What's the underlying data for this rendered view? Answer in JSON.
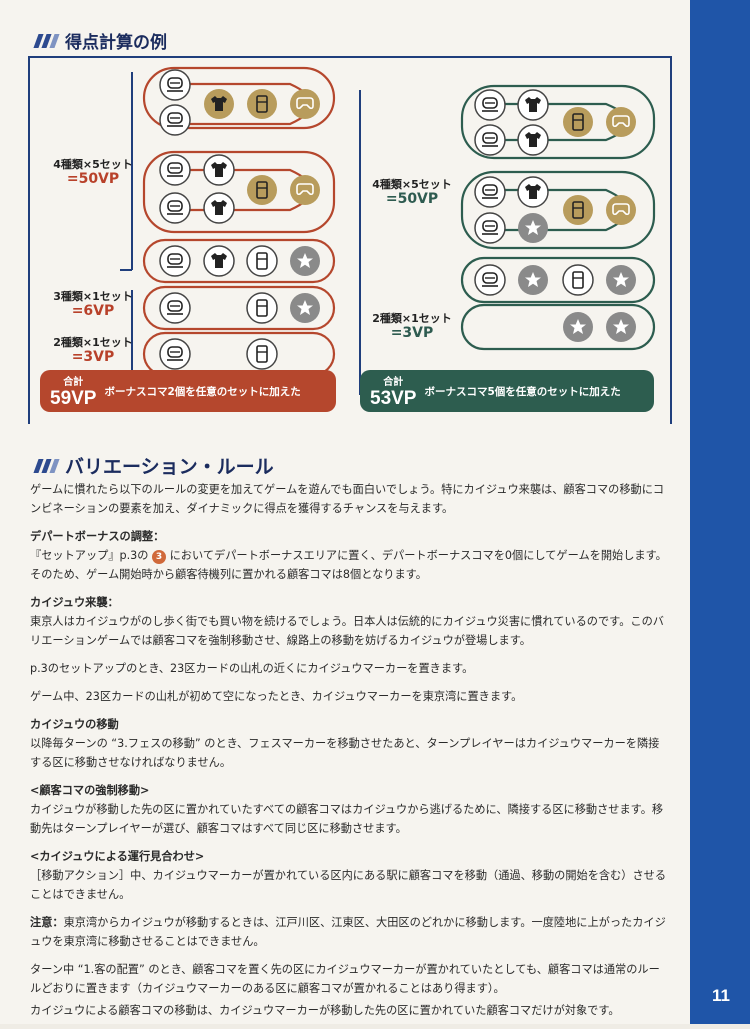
{
  "scoring": {
    "title": "得点計算の例",
    "left": {
      "label_set4": "4種類×5セット",
      "label_set4_vp": "=50VP",
      "label_set3": "3種類×1セット",
      "label_set3_vp": "=6VP",
      "label_set2": "2種類×1セット",
      "label_set2_vp": "=3VP",
      "total_caption": "合計",
      "total_value": "59VP",
      "total_note": "ボーナスコマ2個を任意のセットに加えた",
      "accent": "#b5472d"
    },
    "right": {
      "label_set4": "4種類×5セット",
      "label_set4_vp": "=50VP",
      "label_set2": "2種類×1セット",
      "label_set2_vp": "=3VP",
      "total_caption": "合計",
      "total_value": "53VP",
      "total_note": "ボーナスコマ5個を任意のセットに加えた",
      "accent": "#2d5d4f"
    },
    "piece_icons": [
      "train-icon",
      "shirt-icon",
      "fridge-icon",
      "gamepad-icon",
      "star-icon"
    ]
  },
  "variation": {
    "title": "バリエーション・ルール",
    "intro": "ゲームに慣れたら以下のルールの変更を加えてゲームを遊んでも面白いでしょう。特にカイジュウ来襲は、顧客コマの移動にコンビネーションの要素を加え、ダイナミックに得点を獲得するチャンスを与えます。",
    "s1_title": "デパートボーナスの調整：",
    "s1_pre": "『セットアップ』p.3の",
    "s1_num": "3",
    "s1_post": "においてデパートボーナスエリアに置く、デパートボーナスコマを0個にしてゲームを開始します。そのため、ゲーム開始時から顧客待機列に置かれる顧客コマは8個となります。",
    "s2_title": "カイジュウ来襲：",
    "s2_p1": "東京人はカイジュウがのし歩く街でも買い物を続けるでしょう。日本人は伝統的にカイジュウ災害に慣れているのです。このバリエーションゲームでは顧客コマを強制移動させ、線路上の移動を妨げるカイジュウが登場します。",
    "s2_p2": "p.3のセットアップのとき、23区カードの山札の近くにカイジュウマーカーを置きます。",
    "s2_p3": "ゲーム中、23区カードの山札が初めて空になったとき、カイジュウマーカーを東京湾に置きます。",
    "s3_title": "カイジュウの移動",
    "s3_p1": "以降毎ターンの “3.フェスの移動” のとき、フェスマーカーを移動させたあと、ターンプレイヤーはカイジュウマーカーを隣接する区に移動させなければなりません。",
    "s4_title": "<顧客コマの強制移動>",
    "s4_p1": "カイジュウが移動した先の区に置かれていたすべての顧客コマはカイジュウから逃げるために、隣接する区に移動させます。移動先はターンプレイヤーが選び、顧客コマはすべて同じ区に移動させます。",
    "s5_title": "<カイジュウによる運行見合わせ>",
    "s5_p1": "［移動アクション］中、カイジュウマーカーが置かれている区内にある駅に顧客コマを移動（通過、移動の開始を含む）させることはできません。",
    "s6_label": "注意：",
    "s6_p1": "東京湾からカイジュウが移動するときは、江戸川区、江東区、大田区のどれかに移動します。一度陸地に上がったカイジュウを東京湾に移動させることはできません。",
    "s7_p1": "ターン中 “1.客の配置” のとき、顧客コマを置く先の区にカイジュウマーカーが置かれていたとしても、顧客コマは通常のルールどおりに置きます（カイジュウマーカーのある区に顧客コマが置かれることはあり得ます）。",
    "s7_p2": "カイジュウによる顧客コマの移動は、カイジュウマーカーが移動した先の区に置かれていた顧客コマだけが対象です。"
  },
  "page_number": "11"
}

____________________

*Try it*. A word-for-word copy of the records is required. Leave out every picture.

*Written solution*.
What's the underlying data for this rendered view? Answer in JSON.
{
  "scoring": {
    "title": "得点計算の例",
    "left": {
      "label_set4": "4種類×5セット",
      "label_set4_vp": "=50VP",
      "label_set3": "3種類×1セット",
      "label_set3_vp": "=6VP",
      "label_set2": "2種類×1セット",
      "label_set2_vp": "=3VP",
      "total_caption": "合計",
      "total_value": "59VP",
      "total_note": "ボーナスコマ2個を任意のセットに加えた",
      "accent": "#b5472d"
    },
    "right": {
      "label_set4": "4種類×5セット",
      "label_set4_vp": "=50VP",
      "label_set2": "2種類×1セット",
      "label_set2_vp": "=3VP",
      "total_caption": "合計",
      "total_value": "53VP",
      "total_note": "ボーナスコマ5個を任意のセットに加えた",
      "accent": "#2d5d4f"
    },
    "piece_icons": [
      "train-icon",
      "shirt-icon",
      "fridge-icon",
      "gamepad-icon",
      "star-icon"
    ]
  },
  "variation": {
    "title": "バリエーション・ルール",
    "intro": "ゲームに慣れたら以下のルールの変更を加えてゲームを遊んでも面白いでしょう。特にカイジュウ来襲は、顧客コマの移動にコンビネーションの要素を加え、ダイナミックに得点を獲得するチャンスを与えます。",
    "s1_title": "デパートボーナスの調整：",
    "s1_pre": "『セットアップ』p.3の",
    "s1_num": "3",
    "s1_post": "においてデパートボーナスエリアに置く、デパートボーナスコマを0個にしてゲームを開始します。そのため、ゲーム開始時から顧客待機列に置かれる顧客コマは8個となります。",
    "s2_title": "カイジュウ来襲：",
    "s2_p1": "東京人はカイジュウがのし歩く街でも買い物を続けるでしょう。日本人は伝統的にカイジュウ災害に慣れているのです。このバリエーションゲームでは顧客コマを強制移動させ、線路上の移動を妨げるカイジュウが登場します。",
    "s2_p2": "p.3のセットアップのとき、23区カードの山札の近くにカイジュウマーカーを置きます。",
    "s2_p3": "ゲーム中、23区カードの山札が初めて空になったとき、カイジュウマーカーを東京湾に置きます。",
    "s3_title": "カイジュウの移動",
    "s3_p1": "以降毎ターンの “3.フェスの移動” のとき、フェスマーカーを移動させたあと、ターンプレイヤーはカイジュウマーカーを隣接する区に移動させなければなりません。",
    "s4_title": "<顧客コマの強制移動>",
    "s4_p1": "カイジュウが移動した先の区に置かれていたすべての顧客コマはカイジュウから逃げるために、隣接する区に移動させます。移動先はターンプレイヤーが選び、顧客コマはすべて同じ区に移動させます。",
    "s5_title": "<カイジュウによる運行見合わせ>",
    "s5_p1": "［移動アクション］中、カイジュウマーカーが置かれている区内にある駅に顧客コマを移動（通過、移動の開始を含む）させることはできません。",
    "s6_label": "注意：",
    "s6_p1": "東京湾からカイジュウが移動するときは、江戸川区、江東区、大田区のどれかに移動します。一度陸地に上がったカイジュウを東京湾に移動させることはできません。",
    "s7_p1": "ターン中 “1.客の配置” のとき、顧客コマを置く先の区にカイジュウマーカーが置かれていたとしても、顧客コマは通常のルールどおりに置きます（カイジュウマーカーのある区に顧客コマが置かれることはあり得ます）。",
    "s7_p2": "カイジュウによる顧客コマの移動は、カイジュウマーカーが移動した先の区に置かれていた顧客コマだけが対象です。"
  },
  "page_number": "11"
}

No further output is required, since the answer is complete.